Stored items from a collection
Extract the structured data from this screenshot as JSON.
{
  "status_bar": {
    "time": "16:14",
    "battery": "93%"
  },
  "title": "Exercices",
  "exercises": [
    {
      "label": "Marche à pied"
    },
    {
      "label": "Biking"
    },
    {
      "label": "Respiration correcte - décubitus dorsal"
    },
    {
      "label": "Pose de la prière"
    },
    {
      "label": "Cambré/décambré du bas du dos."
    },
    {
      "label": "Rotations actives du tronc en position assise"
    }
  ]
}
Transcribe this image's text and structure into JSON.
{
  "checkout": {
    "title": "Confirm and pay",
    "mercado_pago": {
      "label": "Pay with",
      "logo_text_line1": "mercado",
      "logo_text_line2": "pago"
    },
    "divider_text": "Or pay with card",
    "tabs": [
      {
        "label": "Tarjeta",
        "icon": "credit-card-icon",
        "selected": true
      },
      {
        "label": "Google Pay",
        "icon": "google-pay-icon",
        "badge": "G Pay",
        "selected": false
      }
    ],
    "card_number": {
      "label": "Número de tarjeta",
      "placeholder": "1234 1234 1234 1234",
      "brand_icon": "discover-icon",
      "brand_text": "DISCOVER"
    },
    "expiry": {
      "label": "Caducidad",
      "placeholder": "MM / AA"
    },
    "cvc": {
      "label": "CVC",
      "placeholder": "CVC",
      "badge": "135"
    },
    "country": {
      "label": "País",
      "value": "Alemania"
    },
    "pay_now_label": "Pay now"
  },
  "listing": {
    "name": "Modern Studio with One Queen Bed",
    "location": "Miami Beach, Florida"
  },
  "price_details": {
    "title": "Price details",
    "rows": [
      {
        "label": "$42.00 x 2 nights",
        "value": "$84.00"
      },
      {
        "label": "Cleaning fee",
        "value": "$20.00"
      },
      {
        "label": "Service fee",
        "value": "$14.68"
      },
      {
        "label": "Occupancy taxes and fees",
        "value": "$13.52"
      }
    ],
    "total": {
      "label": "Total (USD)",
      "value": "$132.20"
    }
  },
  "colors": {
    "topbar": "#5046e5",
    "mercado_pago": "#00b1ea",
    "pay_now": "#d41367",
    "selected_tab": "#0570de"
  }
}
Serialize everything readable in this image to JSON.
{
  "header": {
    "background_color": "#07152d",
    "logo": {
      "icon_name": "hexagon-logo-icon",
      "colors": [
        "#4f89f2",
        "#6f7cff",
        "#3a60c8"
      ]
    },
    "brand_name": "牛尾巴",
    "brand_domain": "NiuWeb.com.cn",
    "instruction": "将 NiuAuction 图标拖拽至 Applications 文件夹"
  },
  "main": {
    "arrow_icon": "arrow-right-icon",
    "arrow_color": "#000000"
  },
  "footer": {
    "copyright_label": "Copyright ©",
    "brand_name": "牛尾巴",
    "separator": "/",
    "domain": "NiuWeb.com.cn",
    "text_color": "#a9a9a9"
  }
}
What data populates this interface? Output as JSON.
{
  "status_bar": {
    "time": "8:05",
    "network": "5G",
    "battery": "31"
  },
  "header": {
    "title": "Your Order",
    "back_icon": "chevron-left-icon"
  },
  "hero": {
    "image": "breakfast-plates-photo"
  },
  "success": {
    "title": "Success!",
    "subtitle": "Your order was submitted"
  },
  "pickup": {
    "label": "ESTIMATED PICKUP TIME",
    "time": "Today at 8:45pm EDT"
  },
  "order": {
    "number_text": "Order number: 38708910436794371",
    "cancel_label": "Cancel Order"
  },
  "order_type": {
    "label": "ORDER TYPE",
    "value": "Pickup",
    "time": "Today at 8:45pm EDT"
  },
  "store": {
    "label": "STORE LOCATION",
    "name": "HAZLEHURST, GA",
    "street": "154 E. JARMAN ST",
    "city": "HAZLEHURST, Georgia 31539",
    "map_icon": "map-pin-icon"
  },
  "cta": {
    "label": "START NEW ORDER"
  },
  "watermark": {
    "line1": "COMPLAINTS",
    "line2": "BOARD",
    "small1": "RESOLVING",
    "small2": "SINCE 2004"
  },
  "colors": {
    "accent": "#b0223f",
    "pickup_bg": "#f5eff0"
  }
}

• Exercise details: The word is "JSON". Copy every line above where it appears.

• Solution for this exercise:
Extract the structured data from this screenshot as JSON.
Transcribe this image's text and structure into JSON.
Serialize everything readable in this image to JSON.
What data populates this interface? Output as JSON.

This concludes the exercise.